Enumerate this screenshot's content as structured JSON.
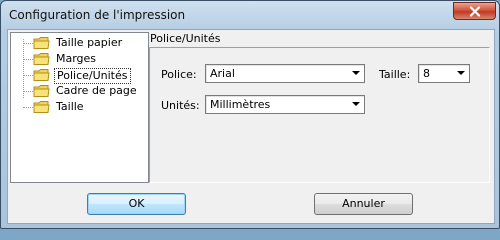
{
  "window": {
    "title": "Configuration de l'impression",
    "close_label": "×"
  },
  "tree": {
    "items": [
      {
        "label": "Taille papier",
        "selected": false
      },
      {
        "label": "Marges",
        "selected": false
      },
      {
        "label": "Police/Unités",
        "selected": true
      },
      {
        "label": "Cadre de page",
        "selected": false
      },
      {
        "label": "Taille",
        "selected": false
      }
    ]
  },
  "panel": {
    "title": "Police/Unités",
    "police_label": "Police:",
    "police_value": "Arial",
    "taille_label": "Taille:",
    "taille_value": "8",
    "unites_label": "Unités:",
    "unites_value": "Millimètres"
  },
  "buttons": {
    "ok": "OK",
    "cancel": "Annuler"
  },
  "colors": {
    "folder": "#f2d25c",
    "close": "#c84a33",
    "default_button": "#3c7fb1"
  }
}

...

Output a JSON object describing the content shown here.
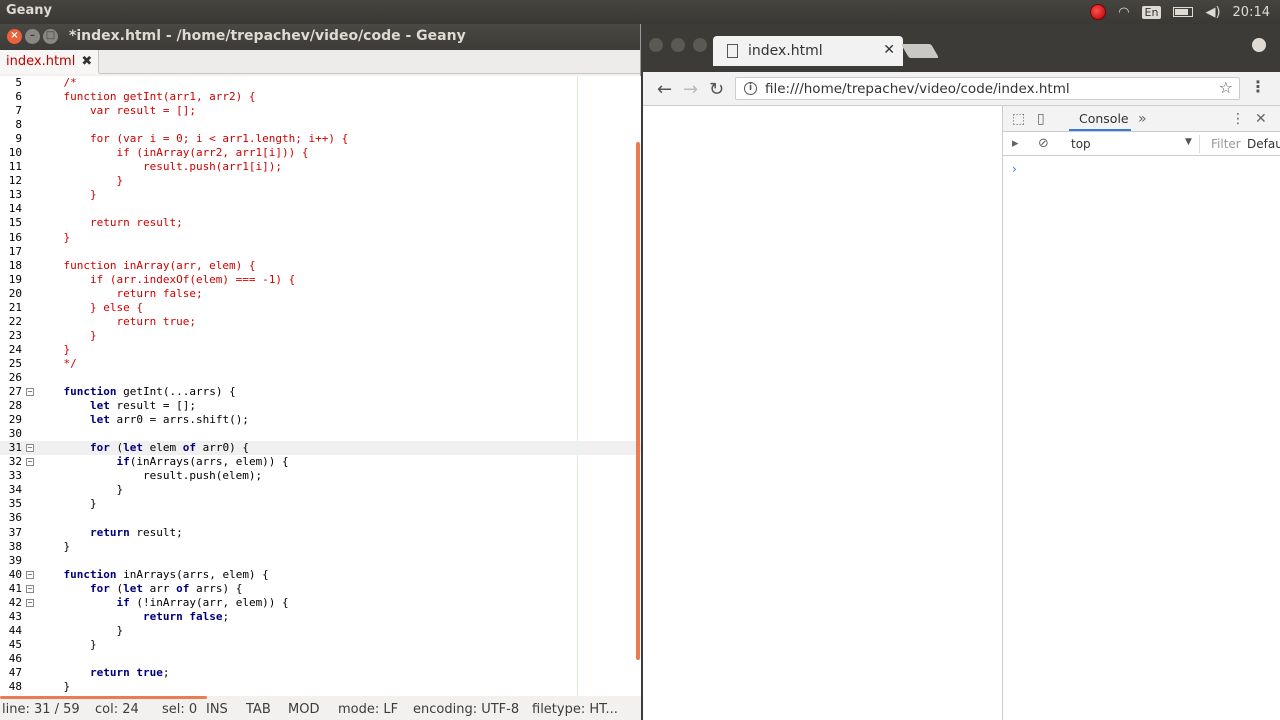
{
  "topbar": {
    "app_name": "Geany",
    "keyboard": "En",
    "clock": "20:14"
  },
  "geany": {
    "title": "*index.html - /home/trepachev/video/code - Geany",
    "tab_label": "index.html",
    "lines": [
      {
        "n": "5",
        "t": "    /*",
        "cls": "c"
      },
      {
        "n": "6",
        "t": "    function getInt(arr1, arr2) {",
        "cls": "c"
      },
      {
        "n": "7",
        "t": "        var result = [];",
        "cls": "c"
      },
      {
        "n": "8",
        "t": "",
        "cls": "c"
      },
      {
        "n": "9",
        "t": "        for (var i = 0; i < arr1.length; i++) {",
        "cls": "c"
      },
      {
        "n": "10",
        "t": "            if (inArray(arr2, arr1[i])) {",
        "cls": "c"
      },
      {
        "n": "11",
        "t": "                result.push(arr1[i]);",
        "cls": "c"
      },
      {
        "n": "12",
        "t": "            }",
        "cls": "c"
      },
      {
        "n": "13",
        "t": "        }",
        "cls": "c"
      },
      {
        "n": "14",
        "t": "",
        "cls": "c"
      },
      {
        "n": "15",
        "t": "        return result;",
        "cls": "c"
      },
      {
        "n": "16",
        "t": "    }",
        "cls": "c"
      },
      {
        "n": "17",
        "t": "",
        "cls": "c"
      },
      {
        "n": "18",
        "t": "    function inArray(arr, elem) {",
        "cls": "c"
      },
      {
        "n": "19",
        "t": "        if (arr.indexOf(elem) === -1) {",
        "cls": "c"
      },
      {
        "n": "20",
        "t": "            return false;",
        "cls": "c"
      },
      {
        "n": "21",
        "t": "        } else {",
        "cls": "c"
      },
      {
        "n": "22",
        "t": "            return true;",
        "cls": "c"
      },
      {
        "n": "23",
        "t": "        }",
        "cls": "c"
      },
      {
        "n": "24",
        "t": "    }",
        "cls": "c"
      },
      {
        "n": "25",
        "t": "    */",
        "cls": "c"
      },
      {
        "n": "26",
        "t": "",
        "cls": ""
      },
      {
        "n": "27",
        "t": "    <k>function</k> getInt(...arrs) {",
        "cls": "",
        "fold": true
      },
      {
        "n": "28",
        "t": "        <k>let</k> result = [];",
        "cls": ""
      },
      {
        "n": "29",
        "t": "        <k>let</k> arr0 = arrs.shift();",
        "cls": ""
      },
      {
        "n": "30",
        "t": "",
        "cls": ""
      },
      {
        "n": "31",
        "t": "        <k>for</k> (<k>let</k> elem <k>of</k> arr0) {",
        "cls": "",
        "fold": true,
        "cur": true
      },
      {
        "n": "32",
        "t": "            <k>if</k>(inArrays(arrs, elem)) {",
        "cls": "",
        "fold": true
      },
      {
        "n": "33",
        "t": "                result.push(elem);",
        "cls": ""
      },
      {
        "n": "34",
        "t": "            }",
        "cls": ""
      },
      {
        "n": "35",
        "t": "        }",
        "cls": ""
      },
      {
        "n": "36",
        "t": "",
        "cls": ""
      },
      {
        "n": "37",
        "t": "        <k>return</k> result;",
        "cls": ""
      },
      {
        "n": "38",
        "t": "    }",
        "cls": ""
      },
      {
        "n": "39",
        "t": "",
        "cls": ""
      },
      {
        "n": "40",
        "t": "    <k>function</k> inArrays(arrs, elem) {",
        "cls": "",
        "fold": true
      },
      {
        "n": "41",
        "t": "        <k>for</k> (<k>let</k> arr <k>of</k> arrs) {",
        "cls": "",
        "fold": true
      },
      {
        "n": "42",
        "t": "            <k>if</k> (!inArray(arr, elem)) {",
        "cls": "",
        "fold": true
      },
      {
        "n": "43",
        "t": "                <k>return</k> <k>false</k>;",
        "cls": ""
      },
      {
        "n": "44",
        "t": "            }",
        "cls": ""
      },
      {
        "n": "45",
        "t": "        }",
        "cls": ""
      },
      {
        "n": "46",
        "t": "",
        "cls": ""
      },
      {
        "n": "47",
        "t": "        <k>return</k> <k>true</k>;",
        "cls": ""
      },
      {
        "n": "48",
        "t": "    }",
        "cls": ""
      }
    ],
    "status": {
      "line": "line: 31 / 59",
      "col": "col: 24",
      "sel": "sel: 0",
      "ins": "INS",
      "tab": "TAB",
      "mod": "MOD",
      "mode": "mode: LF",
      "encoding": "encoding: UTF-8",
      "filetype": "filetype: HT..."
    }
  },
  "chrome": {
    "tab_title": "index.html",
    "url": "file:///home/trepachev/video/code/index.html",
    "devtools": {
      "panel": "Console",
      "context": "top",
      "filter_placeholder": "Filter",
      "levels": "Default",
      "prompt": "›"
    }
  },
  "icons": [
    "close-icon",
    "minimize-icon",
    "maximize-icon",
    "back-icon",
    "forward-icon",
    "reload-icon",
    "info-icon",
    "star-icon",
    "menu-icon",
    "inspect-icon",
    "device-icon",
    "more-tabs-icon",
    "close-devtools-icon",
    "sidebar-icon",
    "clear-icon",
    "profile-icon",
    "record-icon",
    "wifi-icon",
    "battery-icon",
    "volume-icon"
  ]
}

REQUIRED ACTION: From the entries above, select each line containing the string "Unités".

WRITTEN ANSWER:
        "label": "Police/Unités",
    "title": "Police/Unités",
    "unites_label": "Unités:",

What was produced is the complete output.